As a female instructor tells me, ‘The women pilots I know are go-getters, who don’t make excuses about how evil men are holding them back. They get stuck into flying and they go at it extremely well. We are responsible for our own choices. We can decide to succeed, or we can decide to be mediocre and blame others. The women pilots I know are exceptional people in many ways and they don’t blame anyone for their choices. Bring on the strong, focused women!’
While it is, on one hand, comforting to know that women who are pilots do so as a result of utter determination and a refusal to be discriminated against, I would like to see the day when the playing field is so level that a female student pilot only has to work as hard as her male counterpart. While the field is so unlevel, many woman pilots automatically bear the extra work load of mentor and role model to up-and-coming female pilots.

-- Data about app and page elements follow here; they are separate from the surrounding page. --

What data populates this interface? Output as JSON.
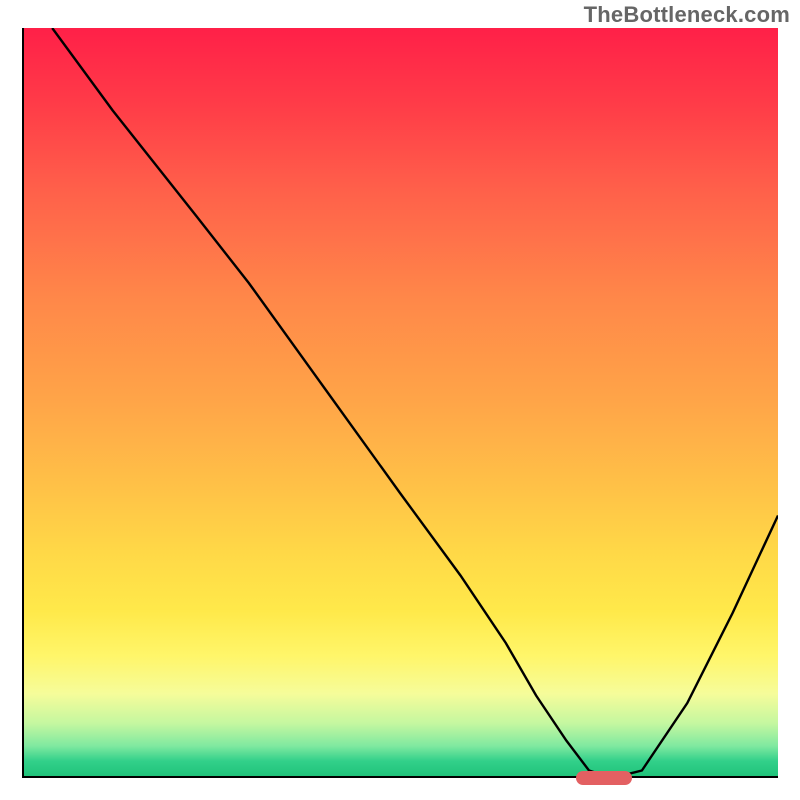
{
  "watermark": "TheBottleneck.com",
  "chart_data": {
    "type": "line",
    "title": "",
    "xlabel": "",
    "ylabel": "",
    "xlim": [
      0,
      100
    ],
    "ylim": [
      0,
      100
    ],
    "grid": false,
    "legend": false,
    "annotations": [],
    "axis_ticks_visible": false,
    "background_gradient": {
      "direction": "vertical",
      "stops": [
        {
          "pos": 0,
          "color": "#ff2048"
        },
        {
          "pos": 10,
          "color": "#ff3b48"
        },
        {
          "pos": 22,
          "color": "#ff614a"
        },
        {
          "pos": 36,
          "color": "#ff8749"
        },
        {
          "pos": 50,
          "color": "#ffa548"
        },
        {
          "pos": 62,
          "color": "#ffc347"
        },
        {
          "pos": 70,
          "color": "#ffd847"
        },
        {
          "pos": 78,
          "color": "#ffe94a"
        },
        {
          "pos": 84,
          "color": "#fff66a"
        },
        {
          "pos": 89,
          "color": "#f6fc9a"
        },
        {
          "pos": 93,
          "color": "#c4f7a0"
        },
        {
          "pos": 96,
          "color": "#7fe9a0"
        },
        {
          "pos": 98,
          "color": "#32d08a"
        },
        {
          "pos": 100,
          "color": "#20c37a"
        }
      ]
    },
    "series": [
      {
        "name": "bottleneck-curve",
        "x": [
          4,
          12,
          23,
          30,
          40,
          50,
          58,
          64,
          68,
          72,
          75,
          78,
          82,
          88,
          94,
          100
        ],
        "y": [
          100,
          89,
          75,
          66,
          52,
          38,
          27,
          18,
          11,
          5,
          1,
          0,
          1,
          10,
          22,
          35
        ]
      }
    ],
    "optimal_marker": {
      "x": 77,
      "y": 0,
      "color": "#e36062"
    }
  }
}
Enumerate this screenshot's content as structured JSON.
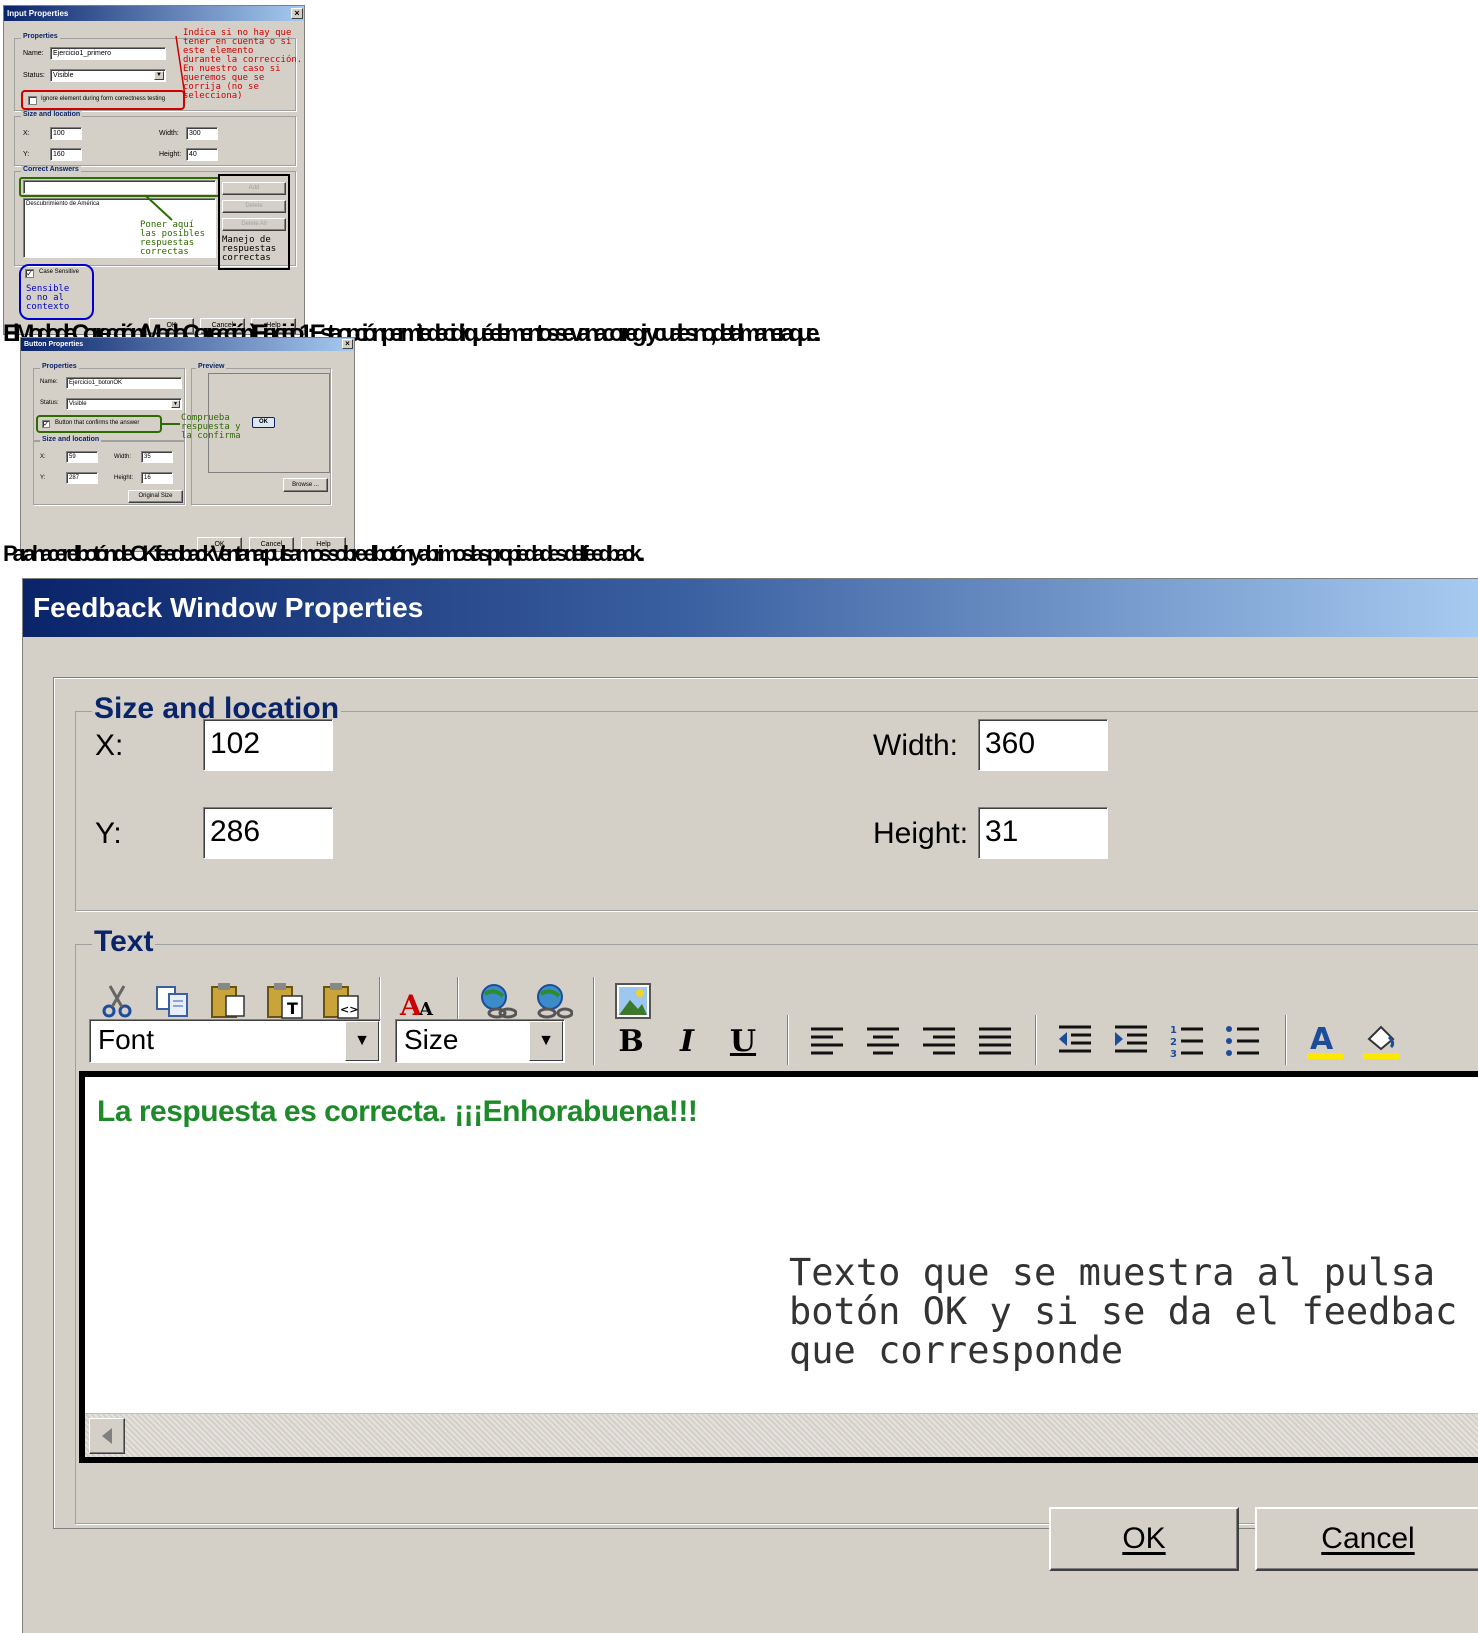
{
  "input_dialog": {
    "title": "Input Properties",
    "close": "×",
    "properties_group": "Properties",
    "name_label": "Name:",
    "name_value": "Ejercicio1_primero",
    "status_label": "Status:",
    "status_value": "Visible",
    "ignore_label": "Ignore element during form correctness testing",
    "ignore_checked": false,
    "size_group": "Size and location",
    "x_label": "X:",
    "x_value": "100",
    "y_label": "Y:",
    "y_value": "160",
    "width_label": "Width:",
    "width_value": "300",
    "height_label": "Height:",
    "height_value": "40",
    "correct_group": "Correct Answers",
    "answer_input_value": "",
    "answers_list": [
      "Descubrimiento de América"
    ],
    "add_button": "Add",
    "delete_button": "Delete",
    "delete_all_button": "Delete All",
    "case_label": "Case Sensitive",
    "case_checked": true,
    "ok_button": "OK",
    "cancel_button": "Cancel",
    "help_button": "Help",
    "ann_ignore": "Indica si no hay que\ntener en cuenta o si\neste elemento\ndurante la corrección.\nEn nuestro caso si\nqueremos que se\ncorrija (no se\nselecciona)",
    "ann_answers": "Poner aquí\nlas posibles\nrespuestas\ncorrectas",
    "ann_manage": "Manejo de\nrespuestas\ncorrectas",
    "ann_case": "Sensible\no no al\ncontexto",
    "ann_color_red": "#d00000",
    "ann_color_green": "#2e6b00",
    "ann_color_blue": "#0000cc"
  },
  "garbled_line_1": "El  Modo de Correcció n  (Modo Corrección ) Ejercicio 1 : Esta opció n  permite decidir qué elementos se van a corregir y cuales no,   de tal manera que...",
  "button_dialog": {
    "title": "Button Properties",
    "close": "×",
    "properties_group": "Properties",
    "name_label": "Name:",
    "name_value": "Ejercicio1_botonOK",
    "status_label": "Status:",
    "status_value": "Visible",
    "confirm_label": "Button that confirms the answer",
    "confirm_checked": true,
    "size_group": "Size and location",
    "x_label": "X:",
    "x_value": "59",
    "y_label": "Y:",
    "y_value": "287",
    "width_label": "Width:",
    "width_value": "35",
    "height_label": "Height:",
    "height_value": "16",
    "original_size_button": "Original Size",
    "preview_group": "Preview",
    "browse_button": "Browse ...",
    "ok_preview": "OK",
    "ok_button": "OK",
    "cancel_button": "Cancel",
    "help_button": "Help",
    "ann_confirm": "Comprueba\nrespuesta y\nla confirma"
  },
  "garbled_line_2": "Para hacer el botón de OK feedback Ventana: pulsamos sobre el botón y abrimos las propiedades del feedback...",
  "feedback_dialog": {
    "title": "Feedback Window Properties",
    "size_group": "Size and location",
    "x_label": "X:",
    "x_value": "102",
    "y_label": "Y:",
    "y_value": "286",
    "width_label": "Width:",
    "width_value": "360",
    "height_label": "Height:",
    "height_value": "31",
    "text_group": "Text",
    "font_placeholder": "Font",
    "size_placeholder": "Size",
    "bold": "B",
    "italic": "I",
    "underline": "U",
    "editor_text": "La respuesta es correcta. ¡¡¡Enhorabuena!!!",
    "editor_color": "#1f8a2a",
    "annotation": "Texto que se muestra al pulsa\nbotón OK y si se da el feedbac\nque corresponde",
    "ok_button": "OK",
    "cancel_button": "Cancel"
  }
}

Will addressing the gender imbalance make us safer?
Another of aviation’s catch-22s is that there are too few women in aviation to accurately ascertain whether female pilots have a positive impact on aviation safety.
However, the RAAF leads the research on the positive effects of diversity. Initiatives such as Jasper: Girls in Stem and the Pathway to Change strategy, in turn encouraging women in the defence sector and stamping out workplace bullying, have seen not only an increase in female recruits, but a change in culture. A more diverse culture, with a focus on communication, team playing and respect, will invariably improve the workplace.
It has been established in multiple studies that there is a variation in aptitude, skills and cognitive abilities between male and female pilots. The largest cognitive gender differences are found in visual-spatial abilities. Research has demonstrated that males possess greater visual/spatial skills than females. However, females possess stronger verbal skills than males. While spatial skills are important to obtain proficiency in take-off and landing procedures, in traffic avoidance and basic manoeuvring of aircraft, verbal skills are vital to maintain safe air traffic control communication and facilitate cockpit crew coordination, and it’s in this area women really do seem to excel.
A Flight Safety Australia article ‘Women’s Work’ addressed this topic in some detail, with a focus on the fact that while gender only plays a small role in a pilot’s safety orientation, communication factors and differing management styles, and the difference in the way women multi-task arguably lead to a safer community.
The accident rate on the roads, and the fact that motor insurance is generally lower for females than males, supports the argument that women tend towards a safer, less accident-driven approach to machinery!
People, not gender
Until the imbalance is redressed, it’s impossible not to look at positive discrimination to reset the balance. This includes quotas, a positive approach to education and a serious look at flying schools who could create a more ‘female-friendly’ atmosphere simply by posting photographs of pilots of both genders.
‘For some time now, debate about gender issues and workplace equality has largely been focused on women. While it is true that woman are under-represented in the Air Force, and we need to improve the number of women, workplace opportunity and equality is for all members and all leaders,’ Chief of Air Force, Air Marshal Leo Davies, said in a statement.
‘This means removing barriers, removing bias and discrimination, and including representation from all parts of Australian society that share our Air Force values to ensure we have full representation within our Air Force. Diversity is about capability and enhancing our workplace.’
Once the gender balance is redressed, maybe our future will not only be safer and possibly kinder, but we may live in a world where my riddle is redundant.